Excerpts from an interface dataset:
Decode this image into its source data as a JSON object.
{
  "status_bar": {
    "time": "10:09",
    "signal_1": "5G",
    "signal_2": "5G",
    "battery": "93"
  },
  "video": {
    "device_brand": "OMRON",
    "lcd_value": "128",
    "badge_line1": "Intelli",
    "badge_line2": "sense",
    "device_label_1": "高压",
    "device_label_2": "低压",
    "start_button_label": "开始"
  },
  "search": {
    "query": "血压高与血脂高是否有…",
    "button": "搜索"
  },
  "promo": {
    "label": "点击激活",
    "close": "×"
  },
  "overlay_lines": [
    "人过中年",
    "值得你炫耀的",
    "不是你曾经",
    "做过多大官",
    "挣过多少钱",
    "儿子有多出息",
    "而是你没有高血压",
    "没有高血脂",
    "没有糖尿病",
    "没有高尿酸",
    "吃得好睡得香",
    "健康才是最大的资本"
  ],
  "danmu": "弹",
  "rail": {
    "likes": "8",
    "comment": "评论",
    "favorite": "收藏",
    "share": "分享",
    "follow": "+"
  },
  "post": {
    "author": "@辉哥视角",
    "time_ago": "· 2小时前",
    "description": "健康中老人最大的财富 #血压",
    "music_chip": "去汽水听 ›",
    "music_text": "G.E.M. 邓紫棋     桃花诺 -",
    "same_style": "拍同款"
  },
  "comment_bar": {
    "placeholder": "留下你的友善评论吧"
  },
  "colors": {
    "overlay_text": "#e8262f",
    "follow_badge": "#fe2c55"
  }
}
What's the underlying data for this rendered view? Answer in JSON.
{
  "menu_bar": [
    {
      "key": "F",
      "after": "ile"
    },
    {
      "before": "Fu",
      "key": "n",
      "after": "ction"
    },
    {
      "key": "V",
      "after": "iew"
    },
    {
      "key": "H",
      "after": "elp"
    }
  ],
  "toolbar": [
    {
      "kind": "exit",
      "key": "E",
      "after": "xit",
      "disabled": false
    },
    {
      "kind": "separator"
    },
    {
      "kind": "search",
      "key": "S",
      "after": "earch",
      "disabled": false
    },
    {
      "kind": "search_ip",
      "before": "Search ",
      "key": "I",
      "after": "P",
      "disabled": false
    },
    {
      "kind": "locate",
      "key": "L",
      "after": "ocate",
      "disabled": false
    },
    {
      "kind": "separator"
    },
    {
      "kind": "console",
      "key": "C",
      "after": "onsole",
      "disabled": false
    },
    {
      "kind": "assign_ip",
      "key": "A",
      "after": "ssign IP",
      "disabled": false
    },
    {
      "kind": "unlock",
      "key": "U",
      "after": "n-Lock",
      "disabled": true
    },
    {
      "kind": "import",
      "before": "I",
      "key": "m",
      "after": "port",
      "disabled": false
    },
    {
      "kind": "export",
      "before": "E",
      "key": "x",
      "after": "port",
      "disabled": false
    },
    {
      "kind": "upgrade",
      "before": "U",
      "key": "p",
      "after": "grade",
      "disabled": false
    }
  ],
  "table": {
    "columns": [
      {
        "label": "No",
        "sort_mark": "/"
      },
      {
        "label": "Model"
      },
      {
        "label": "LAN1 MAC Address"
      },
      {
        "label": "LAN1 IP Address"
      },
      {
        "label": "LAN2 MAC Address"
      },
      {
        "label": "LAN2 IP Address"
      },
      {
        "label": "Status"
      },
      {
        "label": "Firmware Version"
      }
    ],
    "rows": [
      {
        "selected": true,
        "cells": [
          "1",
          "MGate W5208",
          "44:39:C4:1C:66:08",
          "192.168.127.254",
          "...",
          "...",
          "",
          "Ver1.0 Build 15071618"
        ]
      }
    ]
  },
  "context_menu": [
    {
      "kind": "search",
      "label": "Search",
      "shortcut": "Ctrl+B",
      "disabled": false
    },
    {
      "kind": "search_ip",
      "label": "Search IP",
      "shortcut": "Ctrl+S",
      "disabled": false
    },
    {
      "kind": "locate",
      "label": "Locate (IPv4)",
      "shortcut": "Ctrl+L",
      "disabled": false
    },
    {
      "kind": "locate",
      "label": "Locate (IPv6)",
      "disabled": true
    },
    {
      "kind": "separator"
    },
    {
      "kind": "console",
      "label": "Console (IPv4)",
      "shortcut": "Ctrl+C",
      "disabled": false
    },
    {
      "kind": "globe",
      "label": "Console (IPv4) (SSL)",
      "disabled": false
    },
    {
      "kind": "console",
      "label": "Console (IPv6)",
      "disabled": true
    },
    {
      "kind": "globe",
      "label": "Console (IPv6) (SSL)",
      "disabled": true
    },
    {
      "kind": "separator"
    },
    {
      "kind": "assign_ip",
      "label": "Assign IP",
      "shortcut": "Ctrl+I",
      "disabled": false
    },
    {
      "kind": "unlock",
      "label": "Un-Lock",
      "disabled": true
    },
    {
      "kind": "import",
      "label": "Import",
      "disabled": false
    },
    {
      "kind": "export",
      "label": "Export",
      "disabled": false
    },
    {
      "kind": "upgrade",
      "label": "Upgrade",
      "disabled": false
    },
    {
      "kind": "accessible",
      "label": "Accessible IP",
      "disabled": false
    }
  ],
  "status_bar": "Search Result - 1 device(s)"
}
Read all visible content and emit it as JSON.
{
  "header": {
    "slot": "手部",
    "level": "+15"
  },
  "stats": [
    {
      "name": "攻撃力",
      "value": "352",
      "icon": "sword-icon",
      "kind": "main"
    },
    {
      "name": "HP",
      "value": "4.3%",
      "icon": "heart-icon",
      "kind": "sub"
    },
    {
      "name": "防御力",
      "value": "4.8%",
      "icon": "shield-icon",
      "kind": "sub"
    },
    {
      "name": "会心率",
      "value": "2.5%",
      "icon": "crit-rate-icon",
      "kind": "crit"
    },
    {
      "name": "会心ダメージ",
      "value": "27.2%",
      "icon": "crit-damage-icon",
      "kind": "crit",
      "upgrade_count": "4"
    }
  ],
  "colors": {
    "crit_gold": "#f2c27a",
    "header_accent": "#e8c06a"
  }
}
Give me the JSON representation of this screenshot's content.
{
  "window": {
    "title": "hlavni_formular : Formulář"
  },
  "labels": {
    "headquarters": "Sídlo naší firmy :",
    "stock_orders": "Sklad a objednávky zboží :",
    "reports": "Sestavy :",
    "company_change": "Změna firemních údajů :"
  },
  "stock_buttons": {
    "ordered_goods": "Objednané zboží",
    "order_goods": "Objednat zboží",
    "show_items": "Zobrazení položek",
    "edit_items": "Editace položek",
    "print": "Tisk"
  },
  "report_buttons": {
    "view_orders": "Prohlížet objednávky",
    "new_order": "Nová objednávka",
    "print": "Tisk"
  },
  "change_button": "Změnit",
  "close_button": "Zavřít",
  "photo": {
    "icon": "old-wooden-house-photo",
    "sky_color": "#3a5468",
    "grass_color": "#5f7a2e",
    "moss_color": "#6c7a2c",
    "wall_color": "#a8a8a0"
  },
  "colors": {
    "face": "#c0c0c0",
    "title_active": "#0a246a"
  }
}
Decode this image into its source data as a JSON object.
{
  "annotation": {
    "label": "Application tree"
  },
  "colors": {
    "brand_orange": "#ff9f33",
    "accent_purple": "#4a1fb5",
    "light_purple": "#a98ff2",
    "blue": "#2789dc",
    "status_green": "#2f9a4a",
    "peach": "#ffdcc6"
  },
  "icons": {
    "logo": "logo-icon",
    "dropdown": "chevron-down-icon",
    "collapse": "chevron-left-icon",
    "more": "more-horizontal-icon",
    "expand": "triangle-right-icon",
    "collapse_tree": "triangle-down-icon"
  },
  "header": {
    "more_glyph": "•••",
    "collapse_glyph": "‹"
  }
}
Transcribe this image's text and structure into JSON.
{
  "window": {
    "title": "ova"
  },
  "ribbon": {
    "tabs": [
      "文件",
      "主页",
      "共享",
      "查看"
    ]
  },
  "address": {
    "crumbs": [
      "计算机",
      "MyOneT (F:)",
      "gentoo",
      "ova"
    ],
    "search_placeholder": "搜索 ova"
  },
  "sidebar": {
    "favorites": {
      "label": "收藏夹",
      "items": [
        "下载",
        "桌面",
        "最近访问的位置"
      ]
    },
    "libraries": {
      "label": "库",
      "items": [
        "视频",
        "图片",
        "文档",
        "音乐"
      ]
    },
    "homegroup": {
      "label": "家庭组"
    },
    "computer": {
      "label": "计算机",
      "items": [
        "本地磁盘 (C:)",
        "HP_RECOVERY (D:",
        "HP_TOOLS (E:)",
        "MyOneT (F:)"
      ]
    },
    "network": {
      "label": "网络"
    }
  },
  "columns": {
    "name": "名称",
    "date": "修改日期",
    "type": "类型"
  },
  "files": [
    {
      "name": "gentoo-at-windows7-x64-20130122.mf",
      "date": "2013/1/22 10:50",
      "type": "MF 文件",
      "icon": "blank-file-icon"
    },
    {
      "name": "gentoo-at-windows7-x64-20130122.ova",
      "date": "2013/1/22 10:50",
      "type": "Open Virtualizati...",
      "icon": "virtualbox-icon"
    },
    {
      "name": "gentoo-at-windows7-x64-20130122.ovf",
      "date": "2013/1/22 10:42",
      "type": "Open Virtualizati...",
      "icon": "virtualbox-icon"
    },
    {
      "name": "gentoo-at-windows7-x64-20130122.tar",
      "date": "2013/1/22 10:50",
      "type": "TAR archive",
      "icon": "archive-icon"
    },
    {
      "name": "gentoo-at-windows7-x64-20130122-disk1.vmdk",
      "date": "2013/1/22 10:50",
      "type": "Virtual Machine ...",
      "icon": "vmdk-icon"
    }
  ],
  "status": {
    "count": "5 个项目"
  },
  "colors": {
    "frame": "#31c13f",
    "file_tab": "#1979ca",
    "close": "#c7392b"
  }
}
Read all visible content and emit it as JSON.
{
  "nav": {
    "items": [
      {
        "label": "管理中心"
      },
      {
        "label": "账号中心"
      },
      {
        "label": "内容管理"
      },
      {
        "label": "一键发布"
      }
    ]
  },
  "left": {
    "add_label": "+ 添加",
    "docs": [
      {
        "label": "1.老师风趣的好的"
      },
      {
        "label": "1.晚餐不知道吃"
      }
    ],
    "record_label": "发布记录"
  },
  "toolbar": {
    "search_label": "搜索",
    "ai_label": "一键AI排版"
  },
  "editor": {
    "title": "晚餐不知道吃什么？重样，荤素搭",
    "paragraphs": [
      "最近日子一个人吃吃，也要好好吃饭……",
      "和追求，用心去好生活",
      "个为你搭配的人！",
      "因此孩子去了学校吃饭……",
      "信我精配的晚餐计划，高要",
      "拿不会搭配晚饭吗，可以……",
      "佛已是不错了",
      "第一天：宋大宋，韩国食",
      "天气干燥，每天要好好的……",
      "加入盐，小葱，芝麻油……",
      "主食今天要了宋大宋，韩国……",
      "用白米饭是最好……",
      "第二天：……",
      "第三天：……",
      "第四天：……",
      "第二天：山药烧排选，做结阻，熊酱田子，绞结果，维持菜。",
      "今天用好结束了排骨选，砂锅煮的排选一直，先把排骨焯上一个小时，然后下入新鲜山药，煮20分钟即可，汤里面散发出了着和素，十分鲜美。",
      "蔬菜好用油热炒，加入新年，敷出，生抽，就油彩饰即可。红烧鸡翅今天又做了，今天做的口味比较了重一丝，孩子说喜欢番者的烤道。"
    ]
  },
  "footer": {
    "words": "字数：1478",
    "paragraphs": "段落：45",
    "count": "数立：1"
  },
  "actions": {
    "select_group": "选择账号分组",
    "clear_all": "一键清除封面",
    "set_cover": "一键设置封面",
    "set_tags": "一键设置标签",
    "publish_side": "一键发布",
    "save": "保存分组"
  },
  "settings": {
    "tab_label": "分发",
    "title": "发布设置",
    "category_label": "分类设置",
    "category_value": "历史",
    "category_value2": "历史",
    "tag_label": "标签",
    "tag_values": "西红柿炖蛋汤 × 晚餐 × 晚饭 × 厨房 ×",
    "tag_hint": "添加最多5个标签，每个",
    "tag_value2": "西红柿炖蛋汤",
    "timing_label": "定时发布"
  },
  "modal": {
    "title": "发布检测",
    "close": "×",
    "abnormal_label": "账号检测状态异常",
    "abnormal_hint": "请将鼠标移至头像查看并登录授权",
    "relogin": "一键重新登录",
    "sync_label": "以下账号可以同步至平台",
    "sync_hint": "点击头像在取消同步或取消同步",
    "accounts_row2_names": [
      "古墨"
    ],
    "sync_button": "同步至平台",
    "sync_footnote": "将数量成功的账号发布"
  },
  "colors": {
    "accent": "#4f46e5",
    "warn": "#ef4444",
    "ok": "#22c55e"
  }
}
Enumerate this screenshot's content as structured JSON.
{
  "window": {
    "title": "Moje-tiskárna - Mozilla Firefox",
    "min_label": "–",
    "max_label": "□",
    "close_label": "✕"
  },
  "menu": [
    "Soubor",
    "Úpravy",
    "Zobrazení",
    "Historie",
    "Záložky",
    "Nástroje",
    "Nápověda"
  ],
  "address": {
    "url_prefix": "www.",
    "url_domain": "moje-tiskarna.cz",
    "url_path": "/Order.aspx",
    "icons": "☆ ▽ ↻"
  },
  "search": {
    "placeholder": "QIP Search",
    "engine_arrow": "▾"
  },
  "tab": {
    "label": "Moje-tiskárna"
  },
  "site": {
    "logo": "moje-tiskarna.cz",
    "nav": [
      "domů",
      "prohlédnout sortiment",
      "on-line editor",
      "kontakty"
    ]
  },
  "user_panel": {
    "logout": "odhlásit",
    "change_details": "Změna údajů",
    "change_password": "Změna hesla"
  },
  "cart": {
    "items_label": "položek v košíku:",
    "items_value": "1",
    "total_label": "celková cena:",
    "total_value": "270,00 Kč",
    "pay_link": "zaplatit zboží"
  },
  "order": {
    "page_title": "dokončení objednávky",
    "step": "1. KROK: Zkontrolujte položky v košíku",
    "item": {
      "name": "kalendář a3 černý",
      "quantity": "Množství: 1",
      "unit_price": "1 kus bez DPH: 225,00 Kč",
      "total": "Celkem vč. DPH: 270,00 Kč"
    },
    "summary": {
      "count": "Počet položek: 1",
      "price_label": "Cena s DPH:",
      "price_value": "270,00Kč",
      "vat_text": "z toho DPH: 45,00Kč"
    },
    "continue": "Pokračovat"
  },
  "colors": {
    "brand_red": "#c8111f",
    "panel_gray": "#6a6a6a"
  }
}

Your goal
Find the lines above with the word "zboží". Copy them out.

Answer space
    "stock_orders": "Sklad a objednávky zboží :",
    "ordered_goods": "Objednané zboží",
    "order_goods": "Objednat zboží",
    "pay_link": "zaplatit zboží"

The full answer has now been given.